## AIM OF THE EXERCISE
Work through the data below and give the number of lines holding the word "this", without any other text.
*** Opening of ENTRIES SHOWN ***
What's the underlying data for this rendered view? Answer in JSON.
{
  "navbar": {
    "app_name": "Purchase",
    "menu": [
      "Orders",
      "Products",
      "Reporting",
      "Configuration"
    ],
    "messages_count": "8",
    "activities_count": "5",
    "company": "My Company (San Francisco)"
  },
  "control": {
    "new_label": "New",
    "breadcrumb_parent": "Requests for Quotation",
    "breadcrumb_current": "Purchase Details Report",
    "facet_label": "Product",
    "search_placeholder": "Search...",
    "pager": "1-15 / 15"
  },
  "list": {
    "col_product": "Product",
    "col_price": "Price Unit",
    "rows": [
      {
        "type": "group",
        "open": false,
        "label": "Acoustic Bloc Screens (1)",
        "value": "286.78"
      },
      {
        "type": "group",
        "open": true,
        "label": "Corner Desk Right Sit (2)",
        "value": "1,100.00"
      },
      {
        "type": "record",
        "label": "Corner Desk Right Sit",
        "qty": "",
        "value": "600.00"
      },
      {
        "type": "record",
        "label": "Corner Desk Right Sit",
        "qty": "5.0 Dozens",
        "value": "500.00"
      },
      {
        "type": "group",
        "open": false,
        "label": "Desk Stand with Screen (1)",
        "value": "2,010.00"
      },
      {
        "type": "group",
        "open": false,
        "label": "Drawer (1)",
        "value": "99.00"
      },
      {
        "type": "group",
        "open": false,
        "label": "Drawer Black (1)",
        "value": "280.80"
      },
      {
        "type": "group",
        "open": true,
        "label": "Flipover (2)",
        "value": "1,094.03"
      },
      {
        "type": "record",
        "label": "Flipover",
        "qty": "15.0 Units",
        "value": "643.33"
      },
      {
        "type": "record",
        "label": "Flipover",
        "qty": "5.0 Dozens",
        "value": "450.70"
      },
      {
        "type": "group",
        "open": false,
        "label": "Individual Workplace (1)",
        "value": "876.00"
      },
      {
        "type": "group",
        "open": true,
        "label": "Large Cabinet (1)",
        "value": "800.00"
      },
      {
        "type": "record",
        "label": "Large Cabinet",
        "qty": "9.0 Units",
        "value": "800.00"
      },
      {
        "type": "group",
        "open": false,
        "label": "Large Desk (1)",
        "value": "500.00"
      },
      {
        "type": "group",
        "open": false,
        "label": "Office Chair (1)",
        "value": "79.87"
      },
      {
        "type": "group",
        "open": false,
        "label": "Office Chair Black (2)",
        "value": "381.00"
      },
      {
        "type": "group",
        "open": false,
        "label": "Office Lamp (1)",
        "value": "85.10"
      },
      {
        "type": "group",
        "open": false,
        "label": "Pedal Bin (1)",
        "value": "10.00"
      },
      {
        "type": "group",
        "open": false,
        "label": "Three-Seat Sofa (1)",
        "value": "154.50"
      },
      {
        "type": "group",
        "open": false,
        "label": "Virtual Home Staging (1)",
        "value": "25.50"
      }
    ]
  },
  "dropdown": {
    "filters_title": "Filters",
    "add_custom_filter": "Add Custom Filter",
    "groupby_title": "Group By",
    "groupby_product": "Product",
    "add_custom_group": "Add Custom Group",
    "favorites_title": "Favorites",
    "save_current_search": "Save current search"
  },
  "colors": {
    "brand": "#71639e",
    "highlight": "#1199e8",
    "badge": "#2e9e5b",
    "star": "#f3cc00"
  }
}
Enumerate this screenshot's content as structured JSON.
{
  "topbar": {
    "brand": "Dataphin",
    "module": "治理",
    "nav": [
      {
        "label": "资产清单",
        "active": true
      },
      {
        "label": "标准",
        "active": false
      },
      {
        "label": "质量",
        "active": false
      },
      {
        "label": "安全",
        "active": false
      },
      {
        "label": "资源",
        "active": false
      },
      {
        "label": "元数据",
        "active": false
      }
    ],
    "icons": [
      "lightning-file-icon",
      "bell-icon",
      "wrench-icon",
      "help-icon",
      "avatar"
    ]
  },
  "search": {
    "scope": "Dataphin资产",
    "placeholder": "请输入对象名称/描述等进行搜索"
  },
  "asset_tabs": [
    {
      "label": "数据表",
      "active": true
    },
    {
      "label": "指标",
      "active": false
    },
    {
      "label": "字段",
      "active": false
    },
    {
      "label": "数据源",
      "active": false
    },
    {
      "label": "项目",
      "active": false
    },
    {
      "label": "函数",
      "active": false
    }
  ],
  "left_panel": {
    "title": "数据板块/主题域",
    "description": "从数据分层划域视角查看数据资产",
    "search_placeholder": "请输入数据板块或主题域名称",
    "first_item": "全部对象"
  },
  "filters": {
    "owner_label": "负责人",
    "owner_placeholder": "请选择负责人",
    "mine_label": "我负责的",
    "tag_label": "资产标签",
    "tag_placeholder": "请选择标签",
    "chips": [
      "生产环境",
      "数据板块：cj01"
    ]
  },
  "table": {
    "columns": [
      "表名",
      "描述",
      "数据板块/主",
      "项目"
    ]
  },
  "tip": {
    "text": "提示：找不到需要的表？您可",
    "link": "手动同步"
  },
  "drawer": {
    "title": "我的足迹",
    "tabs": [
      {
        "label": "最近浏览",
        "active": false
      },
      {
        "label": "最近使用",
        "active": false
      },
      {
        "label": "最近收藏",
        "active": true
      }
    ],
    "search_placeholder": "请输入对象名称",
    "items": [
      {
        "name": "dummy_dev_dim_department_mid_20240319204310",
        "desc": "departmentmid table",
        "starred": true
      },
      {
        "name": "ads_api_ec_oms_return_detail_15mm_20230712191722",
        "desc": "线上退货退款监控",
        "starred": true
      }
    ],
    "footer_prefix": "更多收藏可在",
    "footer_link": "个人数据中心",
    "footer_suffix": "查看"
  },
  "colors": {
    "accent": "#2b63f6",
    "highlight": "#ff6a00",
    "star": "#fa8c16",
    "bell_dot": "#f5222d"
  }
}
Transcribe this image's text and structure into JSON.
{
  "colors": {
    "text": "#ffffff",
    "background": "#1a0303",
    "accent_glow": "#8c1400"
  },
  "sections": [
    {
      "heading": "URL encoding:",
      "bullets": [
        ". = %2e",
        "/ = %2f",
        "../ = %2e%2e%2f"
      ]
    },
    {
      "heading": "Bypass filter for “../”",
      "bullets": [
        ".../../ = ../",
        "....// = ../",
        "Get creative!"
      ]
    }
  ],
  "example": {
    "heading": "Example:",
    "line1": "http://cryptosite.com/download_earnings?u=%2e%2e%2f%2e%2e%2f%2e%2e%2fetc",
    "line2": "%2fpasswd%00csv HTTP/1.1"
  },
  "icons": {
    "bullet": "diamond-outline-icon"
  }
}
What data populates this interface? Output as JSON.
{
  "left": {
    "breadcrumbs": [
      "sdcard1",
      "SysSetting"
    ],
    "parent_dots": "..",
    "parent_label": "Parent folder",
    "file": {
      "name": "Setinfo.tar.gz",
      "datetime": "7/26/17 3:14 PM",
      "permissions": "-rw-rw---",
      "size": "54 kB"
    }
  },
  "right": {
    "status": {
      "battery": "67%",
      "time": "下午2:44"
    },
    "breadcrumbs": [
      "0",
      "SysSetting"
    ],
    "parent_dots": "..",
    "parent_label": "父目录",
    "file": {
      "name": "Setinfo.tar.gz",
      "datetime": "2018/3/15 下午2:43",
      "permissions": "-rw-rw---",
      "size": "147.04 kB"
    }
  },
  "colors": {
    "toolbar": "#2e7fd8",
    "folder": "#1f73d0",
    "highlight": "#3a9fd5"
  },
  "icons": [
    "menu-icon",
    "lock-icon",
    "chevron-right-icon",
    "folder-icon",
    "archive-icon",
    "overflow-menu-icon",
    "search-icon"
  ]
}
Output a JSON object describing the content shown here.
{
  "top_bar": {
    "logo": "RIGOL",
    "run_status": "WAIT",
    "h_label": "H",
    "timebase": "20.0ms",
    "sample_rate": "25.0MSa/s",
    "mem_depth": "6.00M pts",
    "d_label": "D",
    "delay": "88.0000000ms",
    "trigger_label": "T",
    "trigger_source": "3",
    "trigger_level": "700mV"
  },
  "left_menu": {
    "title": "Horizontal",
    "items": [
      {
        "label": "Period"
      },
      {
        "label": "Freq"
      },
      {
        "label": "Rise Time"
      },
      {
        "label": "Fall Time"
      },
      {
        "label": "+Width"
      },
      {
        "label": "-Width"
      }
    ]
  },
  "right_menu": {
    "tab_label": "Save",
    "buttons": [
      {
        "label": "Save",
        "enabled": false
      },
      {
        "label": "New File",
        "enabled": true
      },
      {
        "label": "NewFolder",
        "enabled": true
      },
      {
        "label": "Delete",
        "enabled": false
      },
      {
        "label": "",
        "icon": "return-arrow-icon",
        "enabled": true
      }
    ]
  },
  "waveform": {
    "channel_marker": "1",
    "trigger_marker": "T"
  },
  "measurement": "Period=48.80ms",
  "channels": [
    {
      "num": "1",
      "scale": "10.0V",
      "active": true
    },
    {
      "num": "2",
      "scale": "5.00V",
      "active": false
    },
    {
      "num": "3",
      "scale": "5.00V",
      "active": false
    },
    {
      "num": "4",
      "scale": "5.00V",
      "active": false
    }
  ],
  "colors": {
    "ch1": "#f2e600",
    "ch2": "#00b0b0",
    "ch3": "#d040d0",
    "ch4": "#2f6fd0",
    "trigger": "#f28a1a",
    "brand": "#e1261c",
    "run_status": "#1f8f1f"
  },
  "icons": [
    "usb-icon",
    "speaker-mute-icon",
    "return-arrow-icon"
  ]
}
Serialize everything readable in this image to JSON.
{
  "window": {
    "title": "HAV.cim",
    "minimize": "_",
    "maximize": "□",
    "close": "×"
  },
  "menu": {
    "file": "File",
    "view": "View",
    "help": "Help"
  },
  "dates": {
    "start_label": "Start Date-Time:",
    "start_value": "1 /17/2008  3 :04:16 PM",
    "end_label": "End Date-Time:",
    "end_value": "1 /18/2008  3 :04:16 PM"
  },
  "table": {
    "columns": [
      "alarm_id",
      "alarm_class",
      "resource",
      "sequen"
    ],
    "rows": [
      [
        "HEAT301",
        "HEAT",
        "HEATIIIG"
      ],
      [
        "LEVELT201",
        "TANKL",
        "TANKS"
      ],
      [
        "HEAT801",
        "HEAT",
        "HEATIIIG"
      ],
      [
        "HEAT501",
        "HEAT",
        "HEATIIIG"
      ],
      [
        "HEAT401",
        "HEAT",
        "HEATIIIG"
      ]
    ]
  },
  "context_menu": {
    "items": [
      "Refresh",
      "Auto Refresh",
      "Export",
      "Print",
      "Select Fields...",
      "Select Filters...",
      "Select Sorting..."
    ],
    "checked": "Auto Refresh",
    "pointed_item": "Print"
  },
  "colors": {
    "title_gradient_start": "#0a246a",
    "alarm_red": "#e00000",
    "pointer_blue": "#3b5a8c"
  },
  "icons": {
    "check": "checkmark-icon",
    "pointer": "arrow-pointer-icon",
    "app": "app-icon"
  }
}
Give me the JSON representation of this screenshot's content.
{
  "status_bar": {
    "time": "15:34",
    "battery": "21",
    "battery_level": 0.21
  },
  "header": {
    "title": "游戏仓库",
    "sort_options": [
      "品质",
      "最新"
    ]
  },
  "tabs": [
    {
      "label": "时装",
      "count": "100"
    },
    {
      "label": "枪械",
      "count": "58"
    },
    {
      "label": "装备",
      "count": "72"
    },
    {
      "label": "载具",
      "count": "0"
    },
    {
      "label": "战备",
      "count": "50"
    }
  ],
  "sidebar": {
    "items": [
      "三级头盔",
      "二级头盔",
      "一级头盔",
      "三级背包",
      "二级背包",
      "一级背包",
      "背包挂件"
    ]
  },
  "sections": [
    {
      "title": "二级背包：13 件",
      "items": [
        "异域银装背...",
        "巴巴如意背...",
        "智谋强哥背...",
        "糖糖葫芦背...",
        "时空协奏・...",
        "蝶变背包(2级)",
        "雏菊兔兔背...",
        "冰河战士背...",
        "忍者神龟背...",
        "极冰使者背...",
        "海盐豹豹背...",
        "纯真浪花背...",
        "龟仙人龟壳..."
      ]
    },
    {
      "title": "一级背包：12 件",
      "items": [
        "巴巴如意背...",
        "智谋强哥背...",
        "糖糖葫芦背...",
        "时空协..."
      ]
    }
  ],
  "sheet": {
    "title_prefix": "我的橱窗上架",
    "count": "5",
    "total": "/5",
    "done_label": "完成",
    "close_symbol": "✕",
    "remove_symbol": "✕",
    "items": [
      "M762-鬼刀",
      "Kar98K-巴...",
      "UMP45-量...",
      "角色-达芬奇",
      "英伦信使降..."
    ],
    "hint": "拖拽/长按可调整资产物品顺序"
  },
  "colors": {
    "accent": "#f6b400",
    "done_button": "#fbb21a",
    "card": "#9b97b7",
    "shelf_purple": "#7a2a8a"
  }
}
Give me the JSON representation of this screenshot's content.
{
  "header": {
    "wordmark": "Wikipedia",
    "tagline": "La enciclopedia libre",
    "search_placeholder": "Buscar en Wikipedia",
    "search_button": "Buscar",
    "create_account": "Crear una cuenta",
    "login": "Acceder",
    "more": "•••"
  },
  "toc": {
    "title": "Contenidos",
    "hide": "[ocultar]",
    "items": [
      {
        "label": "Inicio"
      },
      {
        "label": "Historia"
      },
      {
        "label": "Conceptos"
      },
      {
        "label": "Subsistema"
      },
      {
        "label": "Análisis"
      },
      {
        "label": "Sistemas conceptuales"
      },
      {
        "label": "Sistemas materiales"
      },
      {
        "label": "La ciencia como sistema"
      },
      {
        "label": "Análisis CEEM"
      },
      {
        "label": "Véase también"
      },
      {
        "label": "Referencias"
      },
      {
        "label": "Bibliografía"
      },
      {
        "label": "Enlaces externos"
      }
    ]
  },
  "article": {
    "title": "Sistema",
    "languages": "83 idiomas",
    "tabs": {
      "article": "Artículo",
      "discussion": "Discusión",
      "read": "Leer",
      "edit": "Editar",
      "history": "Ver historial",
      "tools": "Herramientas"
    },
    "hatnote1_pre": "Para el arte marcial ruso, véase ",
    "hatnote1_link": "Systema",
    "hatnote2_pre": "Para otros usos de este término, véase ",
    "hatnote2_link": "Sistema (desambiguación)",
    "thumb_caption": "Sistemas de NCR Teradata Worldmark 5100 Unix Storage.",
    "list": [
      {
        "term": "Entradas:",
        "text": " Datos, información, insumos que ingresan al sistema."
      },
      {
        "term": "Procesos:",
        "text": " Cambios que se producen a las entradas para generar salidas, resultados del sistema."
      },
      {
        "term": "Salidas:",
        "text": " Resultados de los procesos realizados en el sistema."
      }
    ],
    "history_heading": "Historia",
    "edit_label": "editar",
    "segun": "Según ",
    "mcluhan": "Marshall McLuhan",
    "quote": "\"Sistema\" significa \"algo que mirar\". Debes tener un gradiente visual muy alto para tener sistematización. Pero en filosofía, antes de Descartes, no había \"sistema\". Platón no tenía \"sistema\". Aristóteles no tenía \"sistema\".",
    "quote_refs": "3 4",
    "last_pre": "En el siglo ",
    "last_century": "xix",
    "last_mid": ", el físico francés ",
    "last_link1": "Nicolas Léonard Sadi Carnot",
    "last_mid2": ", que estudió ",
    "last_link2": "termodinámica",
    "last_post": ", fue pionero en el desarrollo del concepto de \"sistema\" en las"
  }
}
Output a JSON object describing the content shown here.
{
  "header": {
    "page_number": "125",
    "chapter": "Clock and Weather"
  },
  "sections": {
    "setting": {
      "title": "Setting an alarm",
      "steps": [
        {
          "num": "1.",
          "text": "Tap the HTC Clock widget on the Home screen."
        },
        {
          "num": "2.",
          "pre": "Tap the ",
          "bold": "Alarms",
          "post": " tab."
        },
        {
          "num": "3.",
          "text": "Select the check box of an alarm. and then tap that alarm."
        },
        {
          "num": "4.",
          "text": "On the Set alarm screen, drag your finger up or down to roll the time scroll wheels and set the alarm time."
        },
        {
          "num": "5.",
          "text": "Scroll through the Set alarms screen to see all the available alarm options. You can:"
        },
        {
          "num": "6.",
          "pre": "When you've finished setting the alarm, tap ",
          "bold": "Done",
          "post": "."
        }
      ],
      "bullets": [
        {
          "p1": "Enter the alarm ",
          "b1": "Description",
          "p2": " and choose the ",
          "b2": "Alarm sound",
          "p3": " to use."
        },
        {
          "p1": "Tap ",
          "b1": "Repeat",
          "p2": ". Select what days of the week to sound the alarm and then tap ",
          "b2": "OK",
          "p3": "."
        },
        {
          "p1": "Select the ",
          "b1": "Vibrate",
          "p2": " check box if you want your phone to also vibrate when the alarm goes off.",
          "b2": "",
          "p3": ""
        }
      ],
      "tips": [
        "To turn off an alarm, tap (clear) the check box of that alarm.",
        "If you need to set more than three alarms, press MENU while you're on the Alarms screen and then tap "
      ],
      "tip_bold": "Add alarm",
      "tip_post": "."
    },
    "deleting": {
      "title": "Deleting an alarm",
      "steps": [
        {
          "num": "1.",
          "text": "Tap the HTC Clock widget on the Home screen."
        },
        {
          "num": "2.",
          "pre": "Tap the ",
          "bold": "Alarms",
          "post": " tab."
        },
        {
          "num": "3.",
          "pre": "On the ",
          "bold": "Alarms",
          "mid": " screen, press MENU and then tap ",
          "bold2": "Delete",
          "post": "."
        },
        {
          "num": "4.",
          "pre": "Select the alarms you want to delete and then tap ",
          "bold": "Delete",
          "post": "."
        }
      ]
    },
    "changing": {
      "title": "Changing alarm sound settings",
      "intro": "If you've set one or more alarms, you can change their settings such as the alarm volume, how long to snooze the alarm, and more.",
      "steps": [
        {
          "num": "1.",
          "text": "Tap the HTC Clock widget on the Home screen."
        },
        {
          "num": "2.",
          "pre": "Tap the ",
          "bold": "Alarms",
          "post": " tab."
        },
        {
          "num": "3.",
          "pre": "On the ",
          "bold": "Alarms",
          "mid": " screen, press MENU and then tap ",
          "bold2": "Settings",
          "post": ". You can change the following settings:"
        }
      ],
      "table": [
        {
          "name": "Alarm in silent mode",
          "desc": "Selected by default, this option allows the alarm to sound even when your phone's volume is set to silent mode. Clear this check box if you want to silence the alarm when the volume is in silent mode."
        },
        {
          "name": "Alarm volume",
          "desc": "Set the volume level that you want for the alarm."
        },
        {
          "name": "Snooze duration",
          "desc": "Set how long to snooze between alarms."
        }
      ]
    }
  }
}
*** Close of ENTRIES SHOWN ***
## WRITTEN REPLY
8